      Colligative properties are properties that depend on the number of particles rather than their total mass. This implies that these properties can be used to measure molar mass. Colligative properties include: melting point depression boiling point elevation osmotic pressure.
    • 15.4: Osmotic Pressure can Determine Molecular Masses
      Osmometry is still of some practical usefulness in polymer science as it is able to measure large molecules up to about 8000 daltons. Many polymers, however, are bigger than that and their mass distribution is usually determined by different means.
    • 15.5: Electrolytes Solutions are Nonideal at Low Concentrations
      A solution with a strong electrolyte produces multiple charged solutes in solution. We need to consider the dissociation process and stoichiometry of the salt, as well as the electrostatic interactions between the solutes. The result is that electrolytes behave nonideally even at low concentrations.
    • 15.6: The Debye-Hückel Theory
      Debye and Hückel came up with a theoretical expression that makes is possible to predict mean ionic activity coefficients as sufficiently dilute concentrations. The theory considers the vicinity of each ion as an atmosphere-like cloud of charges of opposite sign that cancels out the charge of the central ion.
    • 15.7: Extending Debye-Hückel Theory to Higher Concentrations
      The Debye–Hückel theory deviates from real systems at high concentrations because the model is simple and does not take into account effects such as ion association, incomplete dissociation, ion shape and size, polarizability of the ions, the role of the solvent.

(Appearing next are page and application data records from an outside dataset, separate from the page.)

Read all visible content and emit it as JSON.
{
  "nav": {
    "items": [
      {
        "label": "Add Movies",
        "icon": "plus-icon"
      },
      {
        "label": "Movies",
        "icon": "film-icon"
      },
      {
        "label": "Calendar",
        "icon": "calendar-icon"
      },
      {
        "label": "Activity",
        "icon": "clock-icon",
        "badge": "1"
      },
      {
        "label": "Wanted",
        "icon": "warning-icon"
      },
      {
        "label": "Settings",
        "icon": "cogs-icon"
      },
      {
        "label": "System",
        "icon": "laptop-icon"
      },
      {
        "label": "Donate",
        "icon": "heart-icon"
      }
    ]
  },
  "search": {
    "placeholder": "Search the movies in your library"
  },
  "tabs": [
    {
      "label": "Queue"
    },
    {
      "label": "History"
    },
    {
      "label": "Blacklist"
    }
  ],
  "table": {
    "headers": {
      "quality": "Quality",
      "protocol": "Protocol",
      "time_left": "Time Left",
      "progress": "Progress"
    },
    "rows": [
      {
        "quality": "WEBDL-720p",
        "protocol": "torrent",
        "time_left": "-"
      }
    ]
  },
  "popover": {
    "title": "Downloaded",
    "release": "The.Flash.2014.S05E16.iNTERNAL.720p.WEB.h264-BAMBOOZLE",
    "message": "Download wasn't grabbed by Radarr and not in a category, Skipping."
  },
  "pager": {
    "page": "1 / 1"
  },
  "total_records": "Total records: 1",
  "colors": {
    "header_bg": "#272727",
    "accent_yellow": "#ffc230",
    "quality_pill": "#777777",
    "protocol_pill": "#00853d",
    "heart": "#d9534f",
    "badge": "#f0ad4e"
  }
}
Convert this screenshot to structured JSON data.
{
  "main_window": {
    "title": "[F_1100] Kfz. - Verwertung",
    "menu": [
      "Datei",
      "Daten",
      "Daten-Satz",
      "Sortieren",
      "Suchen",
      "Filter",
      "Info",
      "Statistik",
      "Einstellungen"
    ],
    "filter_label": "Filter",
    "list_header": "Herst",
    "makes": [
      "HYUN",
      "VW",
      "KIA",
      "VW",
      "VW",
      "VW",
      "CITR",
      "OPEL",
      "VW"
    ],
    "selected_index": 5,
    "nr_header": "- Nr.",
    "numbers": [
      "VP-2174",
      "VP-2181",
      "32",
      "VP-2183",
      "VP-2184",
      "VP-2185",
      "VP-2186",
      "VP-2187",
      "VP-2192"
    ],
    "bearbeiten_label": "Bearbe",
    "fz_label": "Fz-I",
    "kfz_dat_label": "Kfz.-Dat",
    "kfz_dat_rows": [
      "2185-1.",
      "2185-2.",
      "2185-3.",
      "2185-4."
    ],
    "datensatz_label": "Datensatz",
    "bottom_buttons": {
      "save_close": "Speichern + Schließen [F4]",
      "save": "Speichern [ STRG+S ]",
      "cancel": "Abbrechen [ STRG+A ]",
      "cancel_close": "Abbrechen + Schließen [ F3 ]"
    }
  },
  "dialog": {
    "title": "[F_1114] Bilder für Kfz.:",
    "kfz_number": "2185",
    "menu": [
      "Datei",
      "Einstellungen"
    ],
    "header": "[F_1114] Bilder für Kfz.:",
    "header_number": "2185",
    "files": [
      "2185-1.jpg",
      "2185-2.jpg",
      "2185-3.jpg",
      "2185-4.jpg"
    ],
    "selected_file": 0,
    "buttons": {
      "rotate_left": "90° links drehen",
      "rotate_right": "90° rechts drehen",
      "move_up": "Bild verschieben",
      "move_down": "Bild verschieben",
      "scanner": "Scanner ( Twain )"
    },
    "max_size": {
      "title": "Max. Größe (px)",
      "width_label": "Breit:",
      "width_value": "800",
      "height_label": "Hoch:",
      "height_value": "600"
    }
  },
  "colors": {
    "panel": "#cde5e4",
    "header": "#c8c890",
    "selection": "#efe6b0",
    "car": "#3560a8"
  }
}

Several approaches have been proposed to extend the validity of the Debye–Hückel theory, including the Extended Debye-Hückel equation, the Davies equation, the Pitzer equations and specific ion interaction theory.
    • 15.8: Homework Problems

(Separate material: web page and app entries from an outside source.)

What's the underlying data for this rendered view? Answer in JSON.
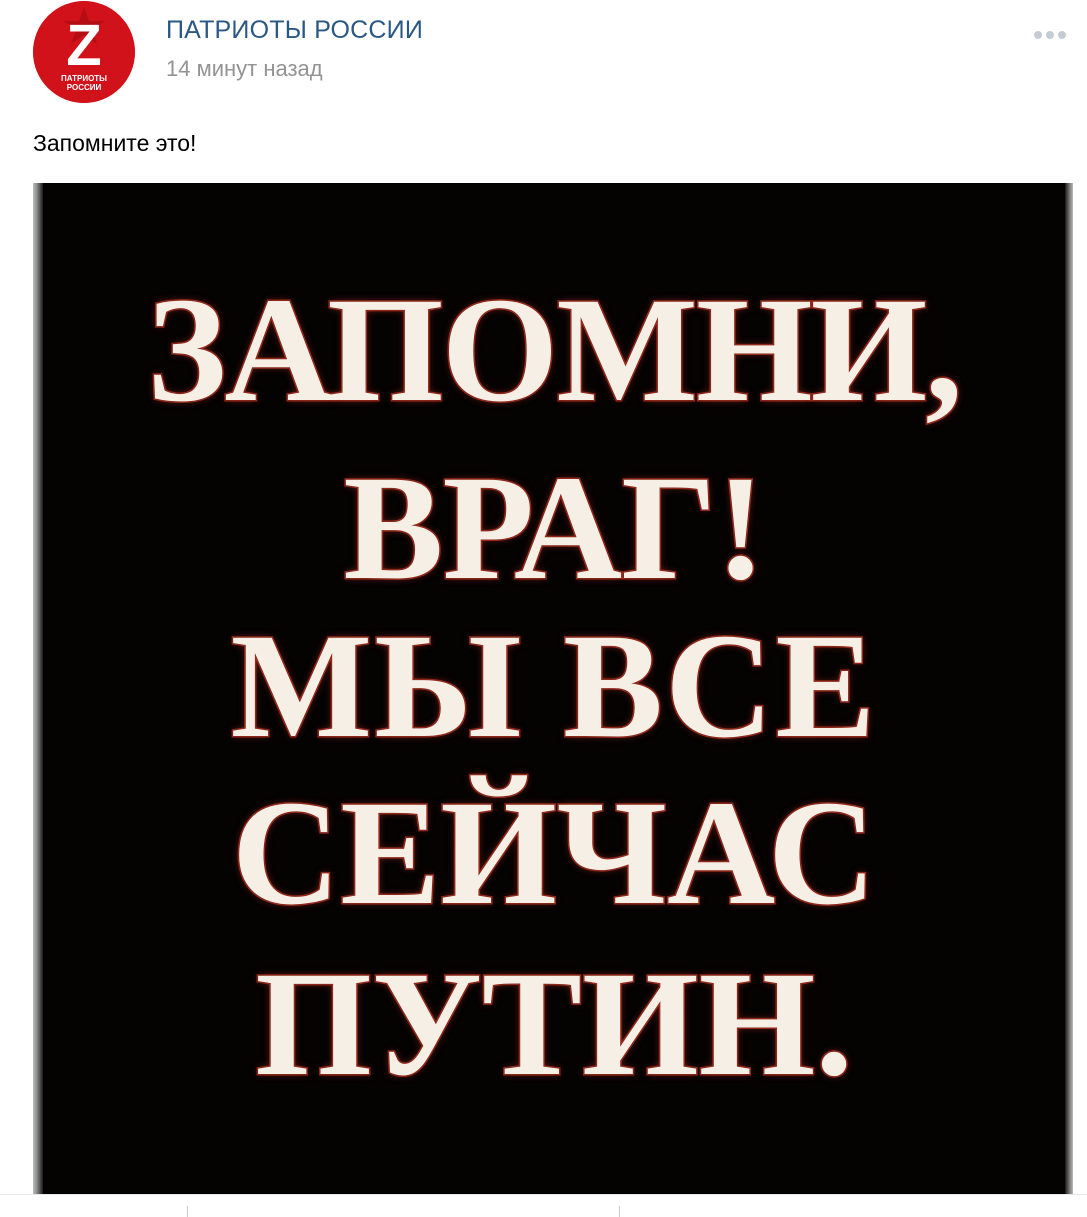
{
  "post": {
    "author": {
      "name": "ПАТРИОТЫ РОССИИ",
      "avatar_letter": "Z",
      "avatar_caption_line1": "ПАТРИОТЫ",
      "avatar_caption_line2": "РОССИИ",
      "avatar_color": "#d1121a"
    },
    "timestamp": "14 минут назад",
    "more_icon": "more-horizontal-icon",
    "text": "Запомните это!",
    "image": {
      "background_color": "#050202",
      "lines": [
        "ЗАПОМНИ,",
        "ВРАГ!",
        "МЫ ВСЕ",
        "СЕЙЧАС",
        "ПУТИН."
      ]
    }
  },
  "colors": {
    "link": "#2a5885",
    "muted": "#939393",
    "poster_text": "#f6efe6",
    "poster_outline": "#9c2a1c"
  }
}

    15: Solutions II - Nonvolatile Solutes is shared under a not declared license and was authored, remixed, and/or curated by LibreTexts.